Your objective —
Each line of the data below that carries the word "网页空间" needs to be copied.

Excerpts from an interface dataset
[Start of Attachment]
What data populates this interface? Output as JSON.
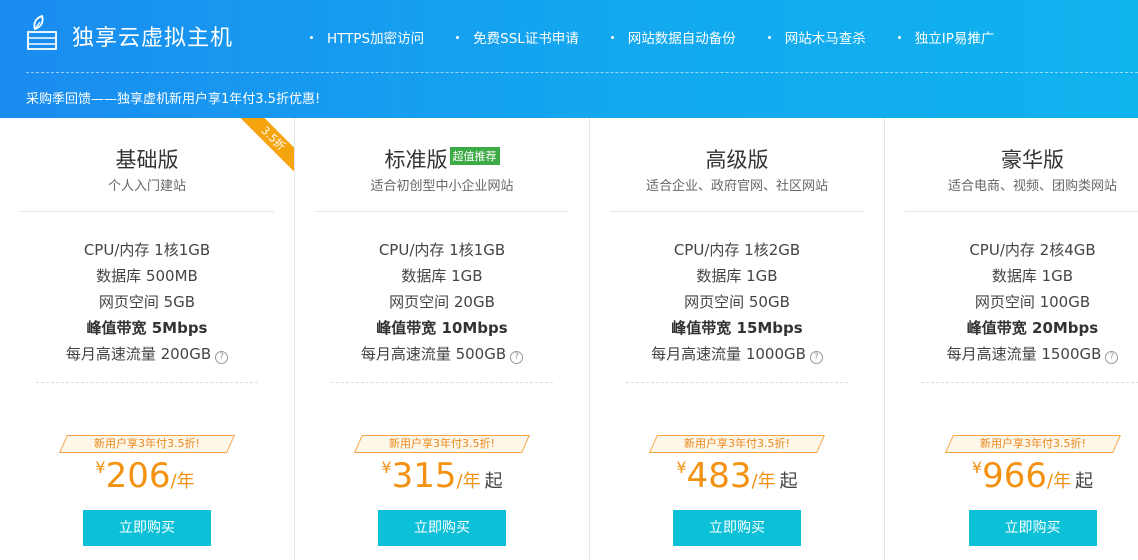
{
  "header": {
    "brand": "独享云虚拟主机",
    "features": [
      "HTTPS加密访问",
      "免费SSL证书申请",
      "网站数据自动备份",
      "网站木马查杀",
      "独立IP易推广"
    ],
    "promo": "采购季回馈——独享虚机新用户享1年付3.5折优惠!"
  },
  "plans": [
    {
      "name": "基础版",
      "tag": "",
      "ribbon": "3.5折",
      "subtitle": "个人入门建站",
      "specs": [
        "CPU/内存 1核1GB",
        "数据库 500MB",
        "网页空间 5GB",
        "峰值带宽 5Mbps",
        "每月高速流量 200GB"
      ],
      "deal": "新用户享3年付3.5折!",
      "currency": "¥",
      "price": "206",
      "unit": "/年",
      "suffix": "",
      "buy_label": "立即购买"
    },
    {
      "name": "标准版",
      "tag": "超值推荐",
      "ribbon": "",
      "subtitle": "适合初创型中小企业网站",
      "specs": [
        "CPU/内存 1核1GB",
        "数据库 1GB",
        "网页空间 20GB",
        "峰值带宽 10Mbps",
        "每月高速流量 500GB"
      ],
      "deal": "新用户享3年付3.5折!",
      "currency": "¥",
      "price": "315",
      "unit": "/年",
      "suffix": "起",
      "buy_label": "立即购买"
    },
    {
      "name": "高级版",
      "tag": "",
      "ribbon": "",
      "subtitle": "适合企业、政府官网、社区网站",
      "specs": [
        "CPU/内存 1核2GB",
        "数据库 1GB",
        "网页空间 50GB",
        "峰值带宽 15Mbps",
        "每月高速流量 1000GB"
      ],
      "deal": "新用户享3年付3.5折!",
      "currency": "¥",
      "price": "483",
      "unit": "/年",
      "suffix": "起",
      "buy_label": "立即购买"
    },
    {
      "name": "豪华版",
      "tag": "",
      "ribbon": "",
      "subtitle": "适合电商、视频、团购类网站",
      "specs": [
        "CPU/内存 2核4GB",
        "数据库 1GB",
        "网页空间 100GB",
        "峰值带宽 20Mbps",
        "每月高速流量 1500GB"
      ],
      "deal": "新用户享3年付3.5折!",
      "currency": "¥",
      "price": "966",
      "unit": "/年",
      "suffix": "起",
      "buy_label": "立即购买"
    }
  ],
  "help_icon_glyph": "?",
  "colors": {
    "banner_start": "#1a8cf0",
    "banner_end": "#0fb3ee",
    "price": "#f39211",
    "buy_button": "#0cc0d8",
    "tag": "#3dab45",
    "ribbon": "#f5a40e"
  }
}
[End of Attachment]
Output for this task —
        "网页空间 5GB",
        "网页空间 20GB",
        "网页空间 50GB",
        "网页空间 100GB",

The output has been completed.